— Data —
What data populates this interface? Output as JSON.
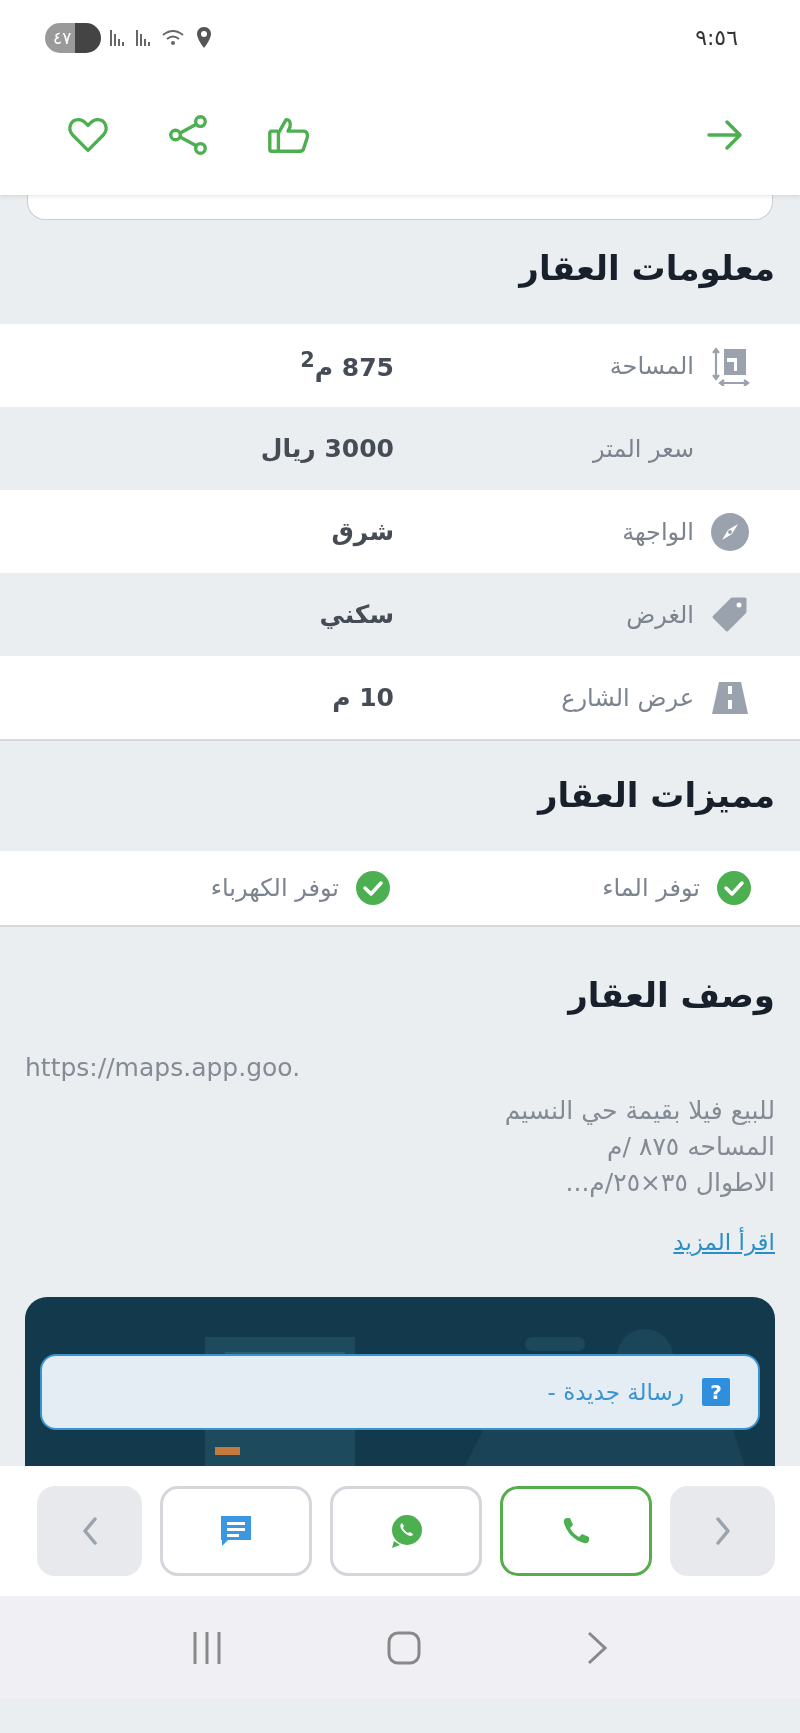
{
  "status_bar": {
    "time": "٩:٥٦",
    "battery": "٤٧"
  },
  "toolbar": {
    "actions": [
      {
        "kind": "favorite"
      },
      {
        "kind": "share"
      },
      {
        "kind": "like"
      }
    ],
    "back": {
      "kind": "forward-arrow"
    }
  },
  "property_info": {
    "title": "معلومات العقار",
    "rows": [
      {
        "kind": "area",
        "label": "المساحة",
        "value": "875 م$^{2}$"
      },
      {
        "kind": "plain",
        "label": "سعر المتر",
        "value": "3000 ريال"
      },
      {
        "kind": "compass",
        "label": "الواجهة",
        "value": "شرق"
      },
      {
        "kind": "tag",
        "label": "الغرض",
        "value": "سكني"
      },
      {
        "kind": "road",
        "label": "عرض الشارع",
        "value": "10 م"
      }
    ]
  },
  "features": {
    "title": "مميزات العقار",
    "items": [
      {
        "label": "توفر الماء",
        "checked": true
      },
      {
        "label": "توفر الكهرباء",
        "checked": true
      }
    ]
  },
  "description": {
    "title": "وصف العقار",
    "url": "https://maps.app.goo.",
    "lines": [
      "للبيع فيلا بقيمة حي النسيم",
      "المساحه ٨٧٥ /م",
      "الاطوال ٣٥×٢٥/م..."
    ],
    "read_more": "اقرأ المزيد"
  },
  "toast": {
    "text": "رسالة جديدة -",
    "icon": "?"
  },
  "contact_bar": {
    "buttons": [
      {
        "kind": "next"
      },
      {
        "kind": "phone",
        "highlighted": true
      },
      {
        "kind": "whatsapp",
        "highlighted": false
      },
      {
        "kind": "chat",
        "highlighted": false
      },
      {
        "kind": "prev"
      }
    ]
  }
}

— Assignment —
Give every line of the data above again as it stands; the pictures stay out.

— Solved problem —
What data populates this interface? Output as JSON.
{
  "status_bar": {
    "time": "٩:٥٦",
    "battery": "٤٧"
  },
  "toolbar": {
    "actions": [
      {
        "kind": "favorite"
      },
      {
        "kind": "share"
      },
      {
        "kind": "like"
      }
    ],
    "back": {
      "kind": "forward-arrow"
    }
  },
  "property_info": {
    "title": "معلومات العقار",
    "rows": [
      {
        "kind": "area",
        "label": "المساحة",
        "value": "875 م$^{2}$"
      },
      {
        "kind": "plain",
        "label": "سعر المتر",
        "value": "3000 ريال"
      },
      {
        "kind": "compass",
        "label": "الواجهة",
        "value": "شرق"
      },
      {
        "kind": "tag",
        "label": "الغرض",
        "value": "سكني"
      },
      {
        "kind": "road",
        "label": "عرض الشارع",
        "value": "10 م"
      }
    ]
  },
  "features": {
    "title": "مميزات العقار",
    "items": [
      {
        "label": "توفر الماء",
        "checked": true
      },
      {
        "label": "توفر الكهرباء",
        "checked": true
      }
    ]
  },
  "description": {
    "title": "وصف العقار",
    "url": "https://maps.app.goo.",
    "lines": [
      "للبيع فيلا بقيمة حي النسيم",
      "المساحه ٨٧٥ /م",
      "الاطوال ٣٥×٢٥/م..."
    ],
    "read_more": "اقرأ المزيد"
  },
  "toast": {
    "text": "رسالة جديدة -",
    "icon": "?"
  },
  "contact_bar": {
    "buttons": [
      {
        "kind": "next"
      },
      {
        "kind": "phone",
        "highlighted": true
      },
      {
        "kind": "whatsapp",
        "highlighted": false
      },
      {
        "kind": "chat",
        "highlighted": false
      },
      {
        "kind": "prev"
      }
    ]
  }
}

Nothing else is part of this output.